Here we propose a new tracer called “atmospheric NO3-concentration”, which can be calculated from both concentration and triple oxygen isotopic composition (Δ17O value = δ17O –0.52 ×δ18O) of dissolved NO3- in river water, to determine the removal rate of NO3-(sum of denitrification rate and assimilation rate) in the river environments. We attempt to determine the in-situ denitrification, assimilation, and nitrification ratesin the river waterindividually by tracing the atmospheric NO3-concentration together with totalNO3-concentration.
In this study, we focused on urban rivers that are significantly affected by human activities. The study was carried out at Tenpaku River (Aichi Prefecture). We selected an observation section where tributaries and other inflows were negligible, and performed observations at the entrance and exit of the section every two hours for 24 hours. The observations were held five times (August, October, December, 2018 and March and July 2019). We first estimated the NO3-removal rate from the difference in atmospheric NO3-concentration between the two sites and then estimatedthe nitrification rate from the difference in the total NO3-concentration between the two sitesand from the determined NO3-removal rate. While the denitrification rate was estimated from the NO3-removal rate at night, the assimilation rate was estimated from the difference between the NO3-removal rate at day and night.As a result, the denitrification rate, assimilation rate, and nitrification rate were estimated to be 2.4 to 4.7 mmol/m2/h, 0.5 to 2.1 mmol/m2/h, and 2.1 to 5.5 mmol/m2/h, respectively.

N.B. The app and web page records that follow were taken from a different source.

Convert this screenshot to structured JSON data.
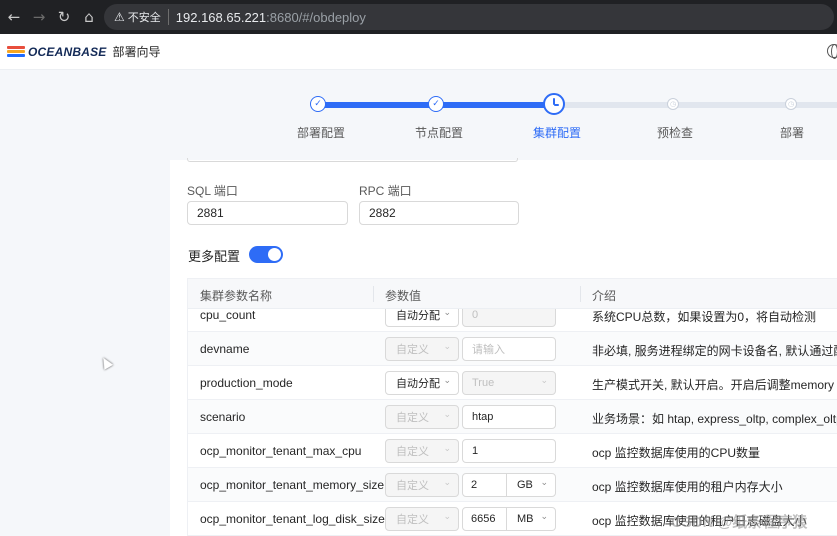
{
  "browser": {
    "back_icon": "arrow-left-icon",
    "forward_icon": "arrow-right-icon",
    "reload_icon": "reload-icon",
    "home_icon": "home-icon",
    "security_text": "不安全",
    "url_host": "192.168.65.221",
    "url_rest": ":8680/#/obdeploy"
  },
  "app": {
    "logo_text": "OCEANBASE",
    "title": "部署向导",
    "brand_colors": [
      "#e84e3c",
      "#f5a623",
      "#1f6bff"
    ]
  },
  "steps": [
    {
      "label": "部署配置",
      "status": "done"
    },
    {
      "label": "节点配置",
      "status": "done"
    },
    {
      "label": "集群配置",
      "status": "current"
    },
    {
      "label": "预检查",
      "status": "pending"
    },
    {
      "label": "部署",
      "status": "pending"
    }
  ],
  "form": {
    "sql_port_label": "SQL 端口",
    "sql_port_value": "2881",
    "rpc_port_label": "RPC 端口",
    "rpc_port_value": "2882",
    "more_config_label": "更多配置",
    "more_config_enabled": true
  },
  "table": {
    "headers": [
      "集群参数名称",
      "参数值",
      "介绍"
    ],
    "rows": [
      {
        "name": "cpu_count",
        "mode": "自动分配",
        "mode_disabled": false,
        "value": "0",
        "value_kind": "disabled",
        "unit": "",
        "desc": "系统CPU总数，如果设置为0，将自动检测"
      },
      {
        "name": "devname",
        "mode": "自定义",
        "mode_disabled": true,
        "value": "请输入",
        "value_kind": "placeholder",
        "unit": "",
        "desc": "非必填, 服务进程绑定的网卡设备名, 默认通过配置的ip"
      },
      {
        "name": "production_mode",
        "mode": "自动分配",
        "mode_disabled": false,
        "value": "True",
        "value_kind": "disabled-select",
        "unit": "",
        "desc": "生产模式开关, 默认开启。开启后调整memory limit 和"
      },
      {
        "name": "scenario",
        "mode": "自定义",
        "mode_disabled": true,
        "value": "htap",
        "value_kind": "text",
        "unit": "",
        "desc": "业务场景：如 htap, express_oltp, complex_oltp, olap,"
      },
      {
        "name": "ocp_monitor_tenant_max_cpu",
        "mode": "自定义",
        "mode_disabled": true,
        "value": "1",
        "value_kind": "text",
        "unit": "",
        "desc": "ocp 监控数据库使用的CPU数量"
      },
      {
        "name": "ocp_monitor_tenant_memory_size",
        "mode": "自定义",
        "mode_disabled": true,
        "value": "2",
        "value_kind": "unit",
        "unit": "GB",
        "desc": "ocp 监控数据库使用的租户内存大小"
      },
      {
        "name": "ocp_monitor_tenant_log_disk_size",
        "mode": "自定义",
        "mode_disabled": true,
        "value": "6656",
        "value_kind": "unit",
        "unit": "MB",
        "desc": "ocp 监控数据库使用的租户日志磁盘大小"
      }
    ]
  },
  "watermark": "CSDN @纸条程序猿",
  "accent_color": "#2e6cf6"
}
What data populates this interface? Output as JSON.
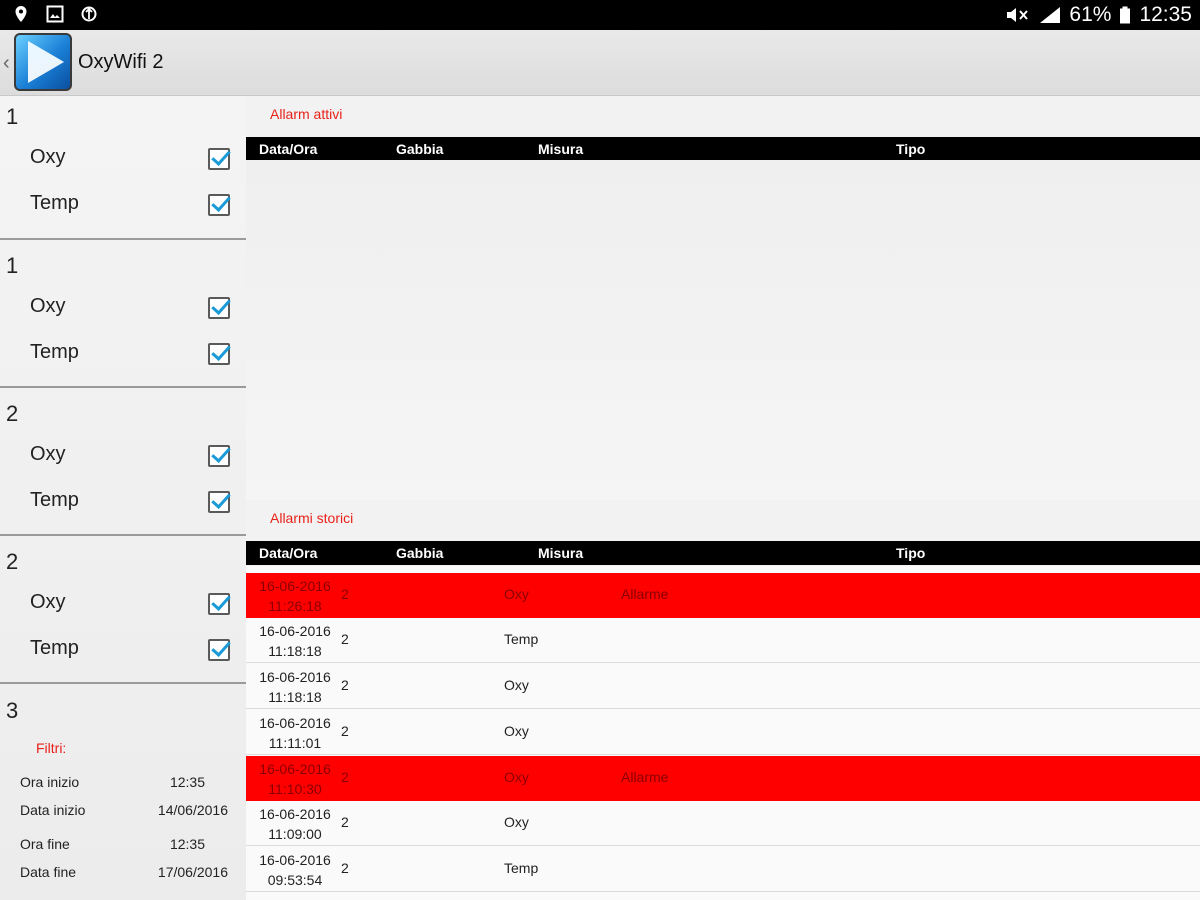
{
  "status_bar": {
    "battery": "61%",
    "time": "12:35",
    "icons": [
      "location-icon",
      "image-icon",
      "usb-icon",
      "mute-icon",
      "signal-icon",
      "battery-icon"
    ]
  },
  "app_bar": {
    "title": "OxyWifi 2",
    "icon": "play-logo-icon"
  },
  "sidebar": {
    "groups": [
      {
        "number": "1",
        "items": [
          {
            "label": "Oxy",
            "checked": true
          },
          {
            "label": "Temp",
            "checked": true
          }
        ]
      },
      {
        "number": "1",
        "items": [
          {
            "label": "Oxy",
            "checked": true
          },
          {
            "label": "Temp",
            "checked": true
          }
        ]
      },
      {
        "number": "2",
        "items": [
          {
            "label": "Oxy",
            "checked": true
          },
          {
            "label": "Temp",
            "checked": true
          }
        ]
      },
      {
        "number": "2",
        "items": [
          {
            "label": "Oxy",
            "checked": true
          },
          {
            "label": "Temp",
            "checked": true
          }
        ]
      }
    ],
    "group_3_number": "3",
    "filters": {
      "title": "Filtri:",
      "start_time_label": "Ora inizio",
      "start_time_value": "12:35",
      "start_date_label": "Data inizio",
      "start_date_value": "14/06/2016",
      "end_time_label": "Ora fine",
      "end_time_value": "12:35",
      "end_date_label": "Data fine",
      "end_date_value": "17/06/2016"
    }
  },
  "active_alarms": {
    "title": "Allarm attivi",
    "columns": [
      "Data/Ora",
      "Gabbia",
      "Misura",
      "Tipo"
    ]
  },
  "history_alarms": {
    "title": "Allarmi storici",
    "columns": [
      "Data/Ora",
      "Gabbia",
      "Misura",
      "Tipo"
    ],
    "rows": [
      {
        "date": "16-06-2016",
        "time": "11:26:18",
        "gabbia": "2",
        "misura": "Oxy",
        "tipo": "Allarme",
        "alarm": true
      },
      {
        "date": "16-06-2016",
        "time": "11:18:18",
        "gabbia": "2",
        "misura": "Temp",
        "tipo": "",
        "alarm": false
      },
      {
        "date": "16-06-2016",
        "time": "11:18:18",
        "gabbia": "2",
        "misura": "Oxy",
        "tipo": "",
        "alarm": false
      },
      {
        "date": "16-06-2016",
        "time": "11:11:01",
        "gabbia": "2",
        "misura": "Oxy",
        "tipo": "",
        "alarm": false
      },
      {
        "date": "16-06-2016",
        "time": "11:10:30",
        "gabbia": "2",
        "misura": "Oxy",
        "tipo": "Allarme",
        "alarm": true
      },
      {
        "date": "16-06-2016",
        "time": "11:09:00",
        "gabbia": "2",
        "misura": "Oxy",
        "tipo": "",
        "alarm": false
      },
      {
        "date": "16-06-2016",
        "time": "09:53:54",
        "gabbia": "2",
        "misura": "Temp",
        "tipo": "",
        "alarm": false
      }
    ]
  }
}
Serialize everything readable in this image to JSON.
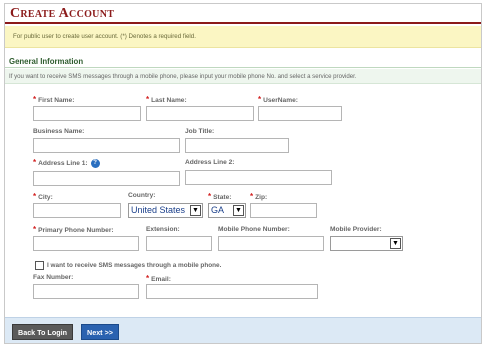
{
  "header": {
    "title": "Create Account"
  },
  "notice": "For public user to create user account. (*) Denotes a required field.",
  "section": {
    "title": "General Information",
    "note": "If you want to receive SMS messages through a mobile phone, please input your mobile phone No. and select a service provider."
  },
  "required_mark": "*",
  "fields": {
    "first_name": "First Name:",
    "last_name": "Last Name:",
    "username": "UserName:",
    "business_name": "Business Name:",
    "job_title": "Job Title:",
    "address1": "Address Line 1:",
    "address2": "Address Line 2:",
    "city": "City:",
    "country": "Country:",
    "state": "State:",
    "zip": "Zip:",
    "primary_phone": "Primary Phone Number:",
    "extension": "Extension:",
    "mobile_phone": "Mobile Phone Number:",
    "mobile_provider": "Mobile Provider:",
    "fax": "Fax Number:",
    "email": "Email:"
  },
  "selects": {
    "country_value": "United States",
    "state_value": "GA",
    "provider_value": ""
  },
  "help_glyph": "?",
  "arrow_glyph": "▼",
  "sms_checkbox_label": "I want to receive SMS messages through a mobile phone.",
  "buttons": {
    "back": "Back To Login",
    "next": "Next >>"
  },
  "colors": {
    "title": "#8b1a1a",
    "notice_bg": "#fbf6c3",
    "section_title": "#2e5c2e",
    "required": "#d21f1f",
    "footer_bg": "#dce9f5",
    "next_button": "#2a62b0",
    "back_button": "#5a5a5a"
  }
}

All the rates showed seasonal changes that increased in summer and decreased in winter. Using the denitrification rate obtained in this study, we found that about 30% of loaded nitrogen that are transported from the Tenpaku River to the ocean was reduced by denitrification in the river.